One of my biggest fears every single time I get on a surfboard is that I'm not going to catch a single wave. It's possible, but with an instructor helping you, it's also unlikely—they basically push you into the wave to help you catch it.
If you miss a wave, you can always try it again, just never give up
"Surfing, in my opinion, is one of the hardest sports there is," People say. "No wave is ever the same and the ocean and weather are constantly changing. You have to put in your time in to see results but the results are well worth it because there is no greater feeling than riding a wave," they say.
Also, an important reminder: "You are going to wipe out! There is no getting around it," Burt says. "So get used to it! Have fun with it! You are falling in water, not cement."
What makes one board better than another for beginners?
The thicker and longer the board, the easier it is to paddle, stand up, and balance on
The easiest board to learn on is a soft-top board, and an 8-foot size is the best for all ages, Expert says. The thicker and longer the board, the easier it is to paddle, stand up, and balance on. It makes sense: The more surface area you have, the wider your legs can be to balance. There are a variety of different boards your instructor might put you on, depending on where you are, but it will likely be taller than you.
Have Someone To Show You The Basic Technique
Surfing is one of the most complex and technical sports in the world. Imagine learning the wrong basic techniques and then having to “unlearn” your bad habits before you can continue your progression.
If you have an experienced person show you how to surf, that will be great
Trust us, this advice comes from inland surfers that started to dedicate their life to surf way too late in their life. Still today our coaches make us realize we’ve learned certain things the wrong way and it’s very difficult to change old habits. The bottom line is: if you’re serious about learning to surf, learn it the right way. Have an experienced friend or surf coach show you the right basics for the first few days.
The Importance Of Your Surfboard
In any sport, having the right equipment helps you perform. But surfing is different. It can make the difference between surfing 20 waves or 0 waves in your session.
Choosing the right surfboard will completely change the experience. It’s not about having the “brand new model”. It’s about having the right volume and rocker. The volume is the measurement of how much flotation the board has. It’s a function of length, width, and thickness.

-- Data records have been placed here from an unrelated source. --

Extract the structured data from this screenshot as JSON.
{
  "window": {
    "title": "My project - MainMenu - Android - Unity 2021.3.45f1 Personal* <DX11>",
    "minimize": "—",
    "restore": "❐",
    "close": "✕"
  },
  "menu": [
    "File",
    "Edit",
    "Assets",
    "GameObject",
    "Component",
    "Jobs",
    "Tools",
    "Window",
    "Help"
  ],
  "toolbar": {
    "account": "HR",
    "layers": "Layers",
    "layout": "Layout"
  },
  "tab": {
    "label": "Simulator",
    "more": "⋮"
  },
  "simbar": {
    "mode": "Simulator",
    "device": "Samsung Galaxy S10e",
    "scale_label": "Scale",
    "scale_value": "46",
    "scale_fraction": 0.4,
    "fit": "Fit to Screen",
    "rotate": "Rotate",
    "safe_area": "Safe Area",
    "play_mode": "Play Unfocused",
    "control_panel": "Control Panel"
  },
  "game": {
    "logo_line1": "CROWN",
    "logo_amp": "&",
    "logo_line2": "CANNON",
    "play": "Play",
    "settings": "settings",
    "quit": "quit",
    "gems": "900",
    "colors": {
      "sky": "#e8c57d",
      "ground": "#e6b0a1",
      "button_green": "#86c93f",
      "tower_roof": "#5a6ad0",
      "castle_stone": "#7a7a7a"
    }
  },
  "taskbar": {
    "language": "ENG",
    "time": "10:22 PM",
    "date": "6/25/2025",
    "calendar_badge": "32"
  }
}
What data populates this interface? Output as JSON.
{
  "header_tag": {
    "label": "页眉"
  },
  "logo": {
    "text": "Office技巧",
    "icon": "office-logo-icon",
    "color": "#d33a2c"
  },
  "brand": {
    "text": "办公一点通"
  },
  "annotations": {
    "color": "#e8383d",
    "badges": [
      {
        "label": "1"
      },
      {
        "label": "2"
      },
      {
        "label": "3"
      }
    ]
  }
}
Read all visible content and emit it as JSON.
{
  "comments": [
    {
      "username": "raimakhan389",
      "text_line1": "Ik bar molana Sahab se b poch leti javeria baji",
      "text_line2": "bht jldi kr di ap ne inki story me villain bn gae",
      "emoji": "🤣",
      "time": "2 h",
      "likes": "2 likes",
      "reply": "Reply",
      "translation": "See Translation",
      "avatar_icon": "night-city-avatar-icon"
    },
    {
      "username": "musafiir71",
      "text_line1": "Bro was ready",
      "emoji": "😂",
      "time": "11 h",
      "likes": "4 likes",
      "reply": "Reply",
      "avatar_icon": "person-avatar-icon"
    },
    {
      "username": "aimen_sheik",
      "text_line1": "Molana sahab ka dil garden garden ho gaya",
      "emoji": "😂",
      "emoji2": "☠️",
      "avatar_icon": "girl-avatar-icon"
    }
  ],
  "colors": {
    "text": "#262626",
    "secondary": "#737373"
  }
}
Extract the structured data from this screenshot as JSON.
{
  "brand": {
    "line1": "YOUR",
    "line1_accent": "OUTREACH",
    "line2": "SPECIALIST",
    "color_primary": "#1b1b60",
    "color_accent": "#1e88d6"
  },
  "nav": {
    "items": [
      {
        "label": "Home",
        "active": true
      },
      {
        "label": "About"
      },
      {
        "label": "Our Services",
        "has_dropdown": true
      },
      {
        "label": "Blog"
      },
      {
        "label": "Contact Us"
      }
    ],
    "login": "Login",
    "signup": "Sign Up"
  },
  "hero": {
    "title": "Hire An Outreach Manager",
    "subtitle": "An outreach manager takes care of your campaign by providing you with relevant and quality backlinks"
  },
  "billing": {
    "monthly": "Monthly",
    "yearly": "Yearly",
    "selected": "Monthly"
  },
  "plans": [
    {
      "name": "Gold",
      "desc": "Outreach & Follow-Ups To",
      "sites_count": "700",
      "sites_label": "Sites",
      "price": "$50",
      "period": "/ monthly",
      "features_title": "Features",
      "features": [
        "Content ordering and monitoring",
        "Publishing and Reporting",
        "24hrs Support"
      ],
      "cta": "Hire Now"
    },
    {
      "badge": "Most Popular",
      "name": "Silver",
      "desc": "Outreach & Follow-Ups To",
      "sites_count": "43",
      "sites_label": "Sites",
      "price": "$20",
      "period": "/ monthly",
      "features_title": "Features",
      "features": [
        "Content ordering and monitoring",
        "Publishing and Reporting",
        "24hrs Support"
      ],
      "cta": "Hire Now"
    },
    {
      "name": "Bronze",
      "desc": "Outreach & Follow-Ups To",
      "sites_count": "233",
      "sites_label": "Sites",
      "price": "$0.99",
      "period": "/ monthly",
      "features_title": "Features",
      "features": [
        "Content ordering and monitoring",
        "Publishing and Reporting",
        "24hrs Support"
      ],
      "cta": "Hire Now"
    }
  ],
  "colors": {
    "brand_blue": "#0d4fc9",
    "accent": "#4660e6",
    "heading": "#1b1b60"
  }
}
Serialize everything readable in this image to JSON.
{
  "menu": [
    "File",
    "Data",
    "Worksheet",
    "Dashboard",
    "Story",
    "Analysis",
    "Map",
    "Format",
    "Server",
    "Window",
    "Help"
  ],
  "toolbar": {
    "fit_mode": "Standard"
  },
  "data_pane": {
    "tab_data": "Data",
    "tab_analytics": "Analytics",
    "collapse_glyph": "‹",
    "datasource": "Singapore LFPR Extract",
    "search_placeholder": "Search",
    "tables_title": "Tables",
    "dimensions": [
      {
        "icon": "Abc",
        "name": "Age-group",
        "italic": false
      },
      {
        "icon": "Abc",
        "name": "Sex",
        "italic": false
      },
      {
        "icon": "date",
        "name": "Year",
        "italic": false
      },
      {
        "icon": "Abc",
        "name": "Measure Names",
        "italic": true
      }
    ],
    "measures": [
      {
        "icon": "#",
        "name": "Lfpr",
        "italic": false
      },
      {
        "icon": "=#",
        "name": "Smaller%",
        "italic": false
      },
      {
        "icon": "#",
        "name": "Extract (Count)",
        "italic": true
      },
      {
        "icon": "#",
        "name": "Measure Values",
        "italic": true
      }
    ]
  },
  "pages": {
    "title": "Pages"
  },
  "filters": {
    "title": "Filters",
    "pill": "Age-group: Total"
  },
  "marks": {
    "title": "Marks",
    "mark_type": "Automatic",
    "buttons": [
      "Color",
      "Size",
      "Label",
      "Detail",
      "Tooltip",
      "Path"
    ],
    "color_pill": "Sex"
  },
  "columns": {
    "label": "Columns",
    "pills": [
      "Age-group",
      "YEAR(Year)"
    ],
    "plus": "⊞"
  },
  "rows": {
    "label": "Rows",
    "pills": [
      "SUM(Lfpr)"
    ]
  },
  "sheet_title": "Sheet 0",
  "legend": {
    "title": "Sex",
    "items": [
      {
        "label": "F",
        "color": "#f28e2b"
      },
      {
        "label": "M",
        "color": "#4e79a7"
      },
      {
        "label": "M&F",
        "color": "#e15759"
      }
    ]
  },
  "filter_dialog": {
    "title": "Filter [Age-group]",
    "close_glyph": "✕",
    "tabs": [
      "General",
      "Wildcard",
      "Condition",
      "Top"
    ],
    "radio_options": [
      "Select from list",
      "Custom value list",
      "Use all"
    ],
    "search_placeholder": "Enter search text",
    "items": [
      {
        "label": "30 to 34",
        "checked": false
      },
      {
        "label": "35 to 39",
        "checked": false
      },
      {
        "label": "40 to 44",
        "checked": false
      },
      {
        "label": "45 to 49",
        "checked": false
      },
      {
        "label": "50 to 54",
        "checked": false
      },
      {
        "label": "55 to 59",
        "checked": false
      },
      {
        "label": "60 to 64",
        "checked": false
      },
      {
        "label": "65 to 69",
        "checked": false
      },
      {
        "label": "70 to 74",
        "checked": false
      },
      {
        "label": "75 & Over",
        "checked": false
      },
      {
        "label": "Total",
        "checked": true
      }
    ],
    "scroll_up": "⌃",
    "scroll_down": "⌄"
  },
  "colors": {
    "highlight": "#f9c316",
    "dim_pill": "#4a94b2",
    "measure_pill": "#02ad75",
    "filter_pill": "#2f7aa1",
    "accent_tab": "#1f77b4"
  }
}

Basically, when you start surfing, you want lots of volumes (choose either a longboard or a foamboard, boards that are wide, thick, long, and have a flat rocker). Our favorite boards for the first days are 7″4 Gnaraloo foamboards, they are very thick and wide, but not too long so the nose doesn’t drive often.
Surfing has so much going for it. It’ll challenge your endurance and strength. It’ll give you that rush of doing something pretty dangerous.
But it’s not easy. It requires great physical fitness to match the unpredictable conditions you’ll like to encounter.
Learning the basics is just the start. Once you get a taste of it, we’re sure you’ll agree. It’s the beginning of a beautiful friendship.
Let us know how your first time goes in the comments below!